iconimg Sunday, March 29, 2015

HT Correspondent, Hindustan Times
New Delhi, April 04, 2014
The CBI will soon examine Tata Group chairman Cyrus P Mistry and its former chief Ratan Tata as part of its probe into former corporate lobbyist Niira Radia’s taped conversations with several high-profile individuals.

A CBI source said investigators would first speak to Mistry about three preliminary enquiries (PEs) registered by the agency in October 2013. The source said Tata would be examined after getting some clarifications from Mistry.

“We don’t have any information on this. We do not know about this,” a Tata Sons spokesperson said when asked to comment.

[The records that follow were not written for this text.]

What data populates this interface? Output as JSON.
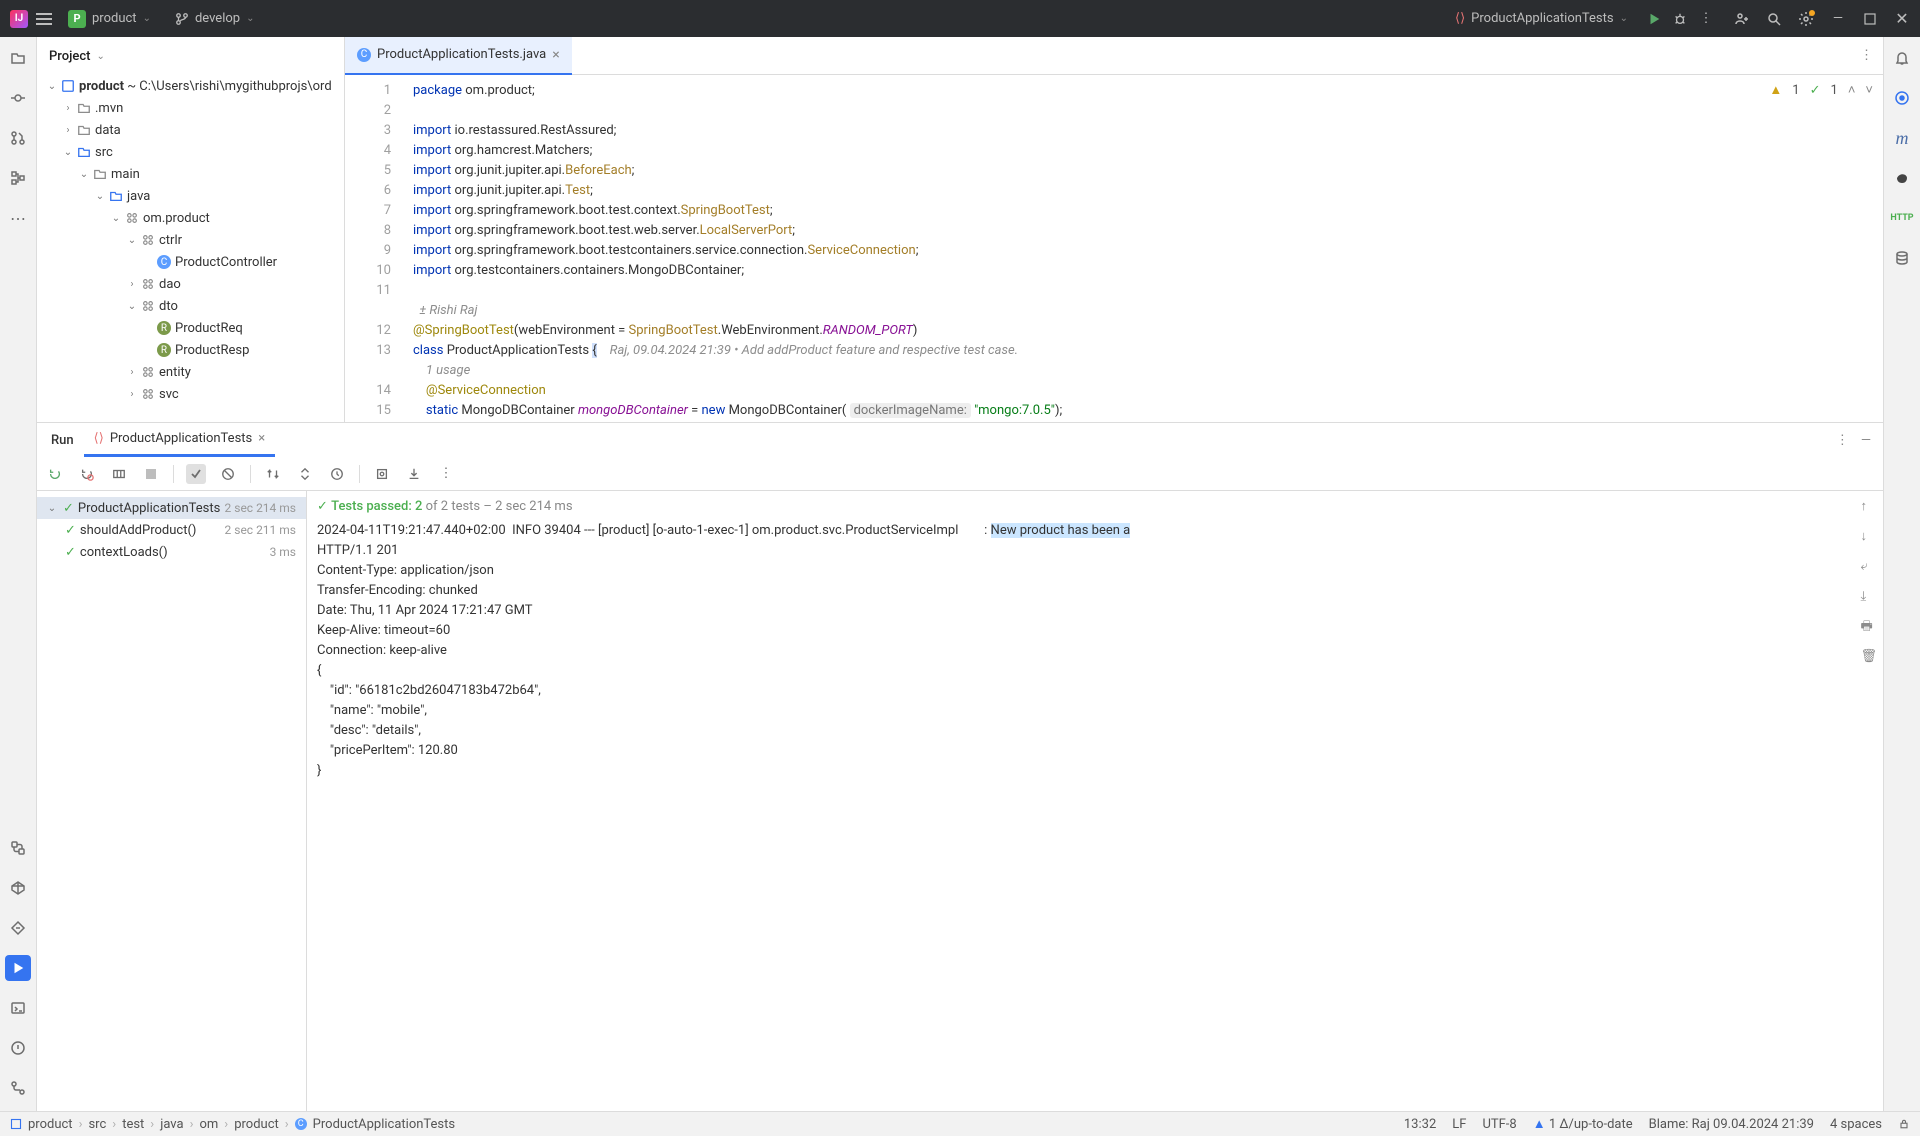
{
  "titlebar": {
    "project_name": "product",
    "branch": "develop",
    "run_config": "ProductApplicationTests"
  },
  "project_panel": {
    "title": "Project",
    "root": "product",
    "root_path": "~ C:\\Users\\rishi\\mygithubprojs\\ord",
    "tree": [
      {
        "indent": 1,
        "chev": "›",
        "type": "folder",
        "label": ".mvn"
      },
      {
        "indent": 1,
        "chev": "›",
        "type": "folder",
        "label": "data"
      },
      {
        "indent": 1,
        "chev": "⌄",
        "type": "src",
        "label": "src"
      },
      {
        "indent": 2,
        "chev": "⌄",
        "type": "folder",
        "label": "main"
      },
      {
        "indent": 3,
        "chev": "⌄",
        "type": "src",
        "label": "java"
      },
      {
        "indent": 4,
        "chev": "⌄",
        "type": "pkg",
        "label": "om.product"
      },
      {
        "indent": 5,
        "chev": "⌄",
        "type": "pkg",
        "label": "ctrlr"
      },
      {
        "indent": 6,
        "chev": "",
        "type": "class",
        "label": "ProductController"
      },
      {
        "indent": 5,
        "chev": "›",
        "type": "pkg",
        "label": "dao"
      },
      {
        "indent": 5,
        "chev": "⌄",
        "type": "pkg",
        "label": "dto"
      },
      {
        "indent": 6,
        "chev": "",
        "type": "record",
        "label": "ProductReq"
      },
      {
        "indent": 6,
        "chev": "",
        "type": "record",
        "label": "ProductResp"
      },
      {
        "indent": 5,
        "chev": "›",
        "type": "pkg",
        "label": "entity"
      },
      {
        "indent": 5,
        "chev": "›",
        "type": "pkg",
        "label": "svc"
      }
    ]
  },
  "editor": {
    "tab_file": "ProductApplicationTests.java",
    "author_hint": "Rishi Raj",
    "usage_hint": "1 usage",
    "blame_inline": "Raj, 09.04.2024 21:39 • Add addProduct feature and respective test case.",
    "inspections": {
      "warnings": "1",
      "passes": "1"
    },
    "lines": [
      {
        "n": "1",
        "html": "<span class='kw'>package</span> om.product;"
      },
      {
        "n": "2",
        "html": ""
      },
      {
        "n": "3",
        "html": "<span class='kw'>import</span> io.restassured.RestAssured;"
      },
      {
        "n": "4",
        "html": "<span class='kw'>import</span> org.hamcrest.Matchers;"
      },
      {
        "n": "5",
        "html": "<span class='kw'>import</span> org.junit.jupiter.api.<span class='type'>BeforeEach</span>;"
      },
      {
        "n": "6",
        "html": "<span class='kw'>import</span> org.junit.jupiter.api.<span class='type'>Test</span>;"
      },
      {
        "n": "7",
        "html": "<span class='kw'>import</span> org.springframework.boot.test.context.<span class='type'>SpringBootTest</span>;"
      },
      {
        "n": "8",
        "html": "<span class='kw'>import</span> org.springframework.boot.test.web.server.<span class='type'>LocalServerPort</span>;"
      },
      {
        "n": "9",
        "html": "<span class='kw'>import</span> org.springframework.boot.testcontainers.service.connection.<span class='type'>ServiceConnection</span>;"
      },
      {
        "n": "10",
        "html": "<span class='kw'>import</span> org.testcontainers.containers.MongoDBContainer;"
      },
      {
        "n": "11",
        "html": ""
      },
      {
        "n": "",
        "html": "<span class='cmt'>  ± Rishi Raj</span>"
      },
      {
        "n": "12",
        "html": "<span class='ann'>@SpringBootTest</span>(webEnvironment = <span class='type'>SpringBootTest</span>.WebEnvironment.<span class='field'>RANDOM_PORT</span>)"
      },
      {
        "n": "13",
        "html": "<span class='kw'>class</span> ProductApplicationTests <span class='hl'>{</span>    <span class='cmt'>Raj, 09.04.2024 21:39 • Add addProduct feature and respective test case.</span>"
      },
      {
        "n": "",
        "html": "    <span class='cmt'>1 usage</span>"
      },
      {
        "n": "14",
        "html": "    <span class='ann'>@ServiceConnection</span>"
      },
      {
        "n": "15",
        "html": "    <span class='kw'>static</span> MongoDBContainer <span class='field'>mongoDBContainer</span> = <span class='kw'>new</span> MongoDBContainer( <span class='hint'>dockerImageName:</span> <span class='str'>\"mongo:7.0.5\"</span>);"
      }
    ]
  },
  "run": {
    "title": "Run",
    "config_name": "ProductApplicationTests",
    "summary_pass": "Tests passed: 2",
    "summary_rest": " of 2 tests – 2 sec 214 ms",
    "tests": [
      {
        "name": "ProductApplicationTests",
        "time": "2 sec 214 ms",
        "root": true
      },
      {
        "name": "shouldAddProduct()",
        "time": "2 sec 211 ms"
      },
      {
        "name": "contextLoads()",
        "time": "3 ms"
      }
    ],
    "console_lines": [
      "2024-04-11T19:21:47.440+02:00  INFO 39404 --- [product] [o-auto-1-exec-1] om.product.svc.ProductServiceImpl        : <HL>New product has been a</HL>",
      "HTTP/1.1 201 ",
      "Content-Type: application/json",
      "Transfer-Encoding: chunked",
      "Date: Thu, 11 Apr 2024 17:21:47 GMT",
      "Keep-Alive: timeout=60",
      "Connection: keep-alive",
      "",
      "{",
      "    \"id\": \"66181c2bd26047183b472b64\",",
      "    \"name\": \"mobile\",",
      "    \"desc\": \"details\",",
      "    \"pricePerItem\": 120.80",
      "}"
    ]
  },
  "status": {
    "crumbs": [
      "product",
      "src",
      "test",
      "java",
      "om",
      "product",
      "ProductApplicationTests"
    ],
    "time": "13:32",
    "line_sep": "LF",
    "encoding": "UTF-8",
    "vcs": "1 Δ/up-to-date",
    "blame": "Blame: Raj 09.04.2024 21:39",
    "indent": "4 spaces"
  }
}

Acting on the Supreme Court’s directive, the CBI had registered 14 enquiries to probe possible offences emerging out of conversations between Radia and high-profile politicians, bureaucrats, journalists and businessmen, including Tata. The conversations were originally intercepted by the government as part of a tax evasion investigation. A senior official, however, stressed the agency had “not come across any criminality” so far.

Of the three PEs, one is related to alleged irregularities in the allocation of an iron ore mine in Jharkhand to Tata Steel. Then state chief minister Madhu Koda and other state officials are already under investigation, the official said.

The second PE is regarding the supply of low-floor buses by Tata Motors to the Tamil Nadu government under the Jawaharlal Nehru National Urban Renewal Mission scheme, according to the official. The agency may also seek clarifications from Mistry on the alleged market manipulation and hammering of stocks of a private firm by Radia.    

“As part of the probe, we will seek clarifications from Cyrus Mistry since Rata Tata has retired,” a senior CBI official told HT, adding, “After taking Mistry’s version, we will also seek clarifications from Ratan Tata.”

The agency had earlier indicated it may inform the top court that its investigation has found no criminality. A news channel journalist and a senior executive of a leading newspaper group have already been examined by the agency.

Tata had in November 2010 moved the SC asking it to protect his right to privacy and a CBI inquiry to nail those who leaked the official telephone intercepts of Radia, including conversations featuring him.